In the same realm of viewers watching vloggers buy super expensive products, there is also a huge market on YouTube for content creators to show off their extravagant lives to envious viewers. The channel, This is L&S fit into this category. The channel features Landon and Shyla, a young couple living in Los Angeles who document their everyday life. Recently, the two have been gearing up to become a family channel as they follow Shyla’s pregnancy journey. Their most recent video has been climbing the trending charts as they announce the official gender reveal of their baby. No spoilers, but it definitely is extravagant.

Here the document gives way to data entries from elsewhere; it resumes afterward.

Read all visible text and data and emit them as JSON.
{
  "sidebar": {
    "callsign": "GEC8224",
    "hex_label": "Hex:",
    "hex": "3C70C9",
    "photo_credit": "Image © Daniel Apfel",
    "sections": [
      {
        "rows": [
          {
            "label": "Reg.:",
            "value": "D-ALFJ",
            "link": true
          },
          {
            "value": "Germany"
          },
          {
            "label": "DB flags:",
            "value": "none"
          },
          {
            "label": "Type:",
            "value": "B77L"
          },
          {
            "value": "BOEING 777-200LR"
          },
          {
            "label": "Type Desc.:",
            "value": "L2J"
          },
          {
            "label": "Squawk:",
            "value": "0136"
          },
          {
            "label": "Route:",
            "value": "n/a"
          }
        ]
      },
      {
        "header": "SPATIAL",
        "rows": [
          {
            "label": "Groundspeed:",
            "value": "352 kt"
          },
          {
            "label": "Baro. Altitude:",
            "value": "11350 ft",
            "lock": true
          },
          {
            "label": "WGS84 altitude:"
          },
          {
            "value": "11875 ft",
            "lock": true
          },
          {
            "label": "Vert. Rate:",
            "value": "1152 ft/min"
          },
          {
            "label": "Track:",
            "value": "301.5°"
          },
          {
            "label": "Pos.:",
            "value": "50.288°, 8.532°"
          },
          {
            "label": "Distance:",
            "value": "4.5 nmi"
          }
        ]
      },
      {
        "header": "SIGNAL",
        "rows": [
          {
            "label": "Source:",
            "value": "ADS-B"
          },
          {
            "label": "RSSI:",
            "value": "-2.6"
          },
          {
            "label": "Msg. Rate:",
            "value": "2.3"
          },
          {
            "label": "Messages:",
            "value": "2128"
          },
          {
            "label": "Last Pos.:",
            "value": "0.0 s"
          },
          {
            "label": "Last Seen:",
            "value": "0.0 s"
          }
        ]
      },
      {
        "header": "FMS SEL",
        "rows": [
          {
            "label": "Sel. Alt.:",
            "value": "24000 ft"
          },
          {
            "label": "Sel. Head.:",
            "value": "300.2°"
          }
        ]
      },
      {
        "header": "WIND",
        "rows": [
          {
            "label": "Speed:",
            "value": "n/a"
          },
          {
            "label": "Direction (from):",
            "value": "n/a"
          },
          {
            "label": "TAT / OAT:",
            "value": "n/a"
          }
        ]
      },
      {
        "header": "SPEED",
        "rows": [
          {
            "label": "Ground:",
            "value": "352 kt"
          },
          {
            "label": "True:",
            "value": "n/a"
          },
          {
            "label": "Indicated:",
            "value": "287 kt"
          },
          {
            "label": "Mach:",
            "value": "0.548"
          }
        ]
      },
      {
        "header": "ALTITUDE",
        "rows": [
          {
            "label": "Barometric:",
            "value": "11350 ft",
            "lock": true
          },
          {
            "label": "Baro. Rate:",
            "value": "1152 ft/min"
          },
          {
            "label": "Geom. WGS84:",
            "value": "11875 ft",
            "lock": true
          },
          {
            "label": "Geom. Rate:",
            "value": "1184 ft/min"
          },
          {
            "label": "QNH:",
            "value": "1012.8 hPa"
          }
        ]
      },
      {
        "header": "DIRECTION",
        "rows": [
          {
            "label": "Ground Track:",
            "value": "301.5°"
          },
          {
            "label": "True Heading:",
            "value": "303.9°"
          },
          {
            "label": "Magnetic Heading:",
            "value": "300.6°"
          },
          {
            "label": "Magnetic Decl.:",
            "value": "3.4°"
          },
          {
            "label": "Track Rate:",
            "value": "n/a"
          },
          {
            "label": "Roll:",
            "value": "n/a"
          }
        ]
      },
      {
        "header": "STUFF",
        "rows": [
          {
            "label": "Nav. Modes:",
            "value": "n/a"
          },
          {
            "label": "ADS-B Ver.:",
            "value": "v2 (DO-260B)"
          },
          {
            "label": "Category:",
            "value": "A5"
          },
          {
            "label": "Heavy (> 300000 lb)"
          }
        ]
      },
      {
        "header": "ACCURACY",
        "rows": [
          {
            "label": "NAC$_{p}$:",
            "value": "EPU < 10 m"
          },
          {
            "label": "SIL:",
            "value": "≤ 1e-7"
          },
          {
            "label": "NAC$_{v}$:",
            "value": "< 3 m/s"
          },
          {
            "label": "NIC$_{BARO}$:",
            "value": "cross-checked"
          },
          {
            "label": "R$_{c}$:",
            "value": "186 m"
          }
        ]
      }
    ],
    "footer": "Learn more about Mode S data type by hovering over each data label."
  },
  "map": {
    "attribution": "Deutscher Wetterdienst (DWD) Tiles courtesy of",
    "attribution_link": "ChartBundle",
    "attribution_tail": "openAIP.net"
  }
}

There is nothing down to earth or homey about this couple’s vlogging style. The video begins with drone shots of a huge beach house where the gender reveal party is taking place. Everyone is dressed to the nines. The decor is immaculate. The camera shots look professional. Guests interact in slow motion as dance music blasts. Viewers enter this lavish lifestyle for fifteen minutes as they anticipate the final reveal, which comes in the form of a pink or blue colored Range Rover. The video looks entirely professional and you cannot help but envy their seemingly perfect life. The fear with family channels comes in the form of viewers admiring a certain couple and thinking their lives are perfect and disliking their own life in return. Hopefully, This is L&S’ two million subscribers know the difference between what is shown on camera and was isn’t. Either way, Landond & Shyla clearly know how to film and edit videos. With flashy titles and thumbnails and professional-grade video content, their high viewership is extremely warranted.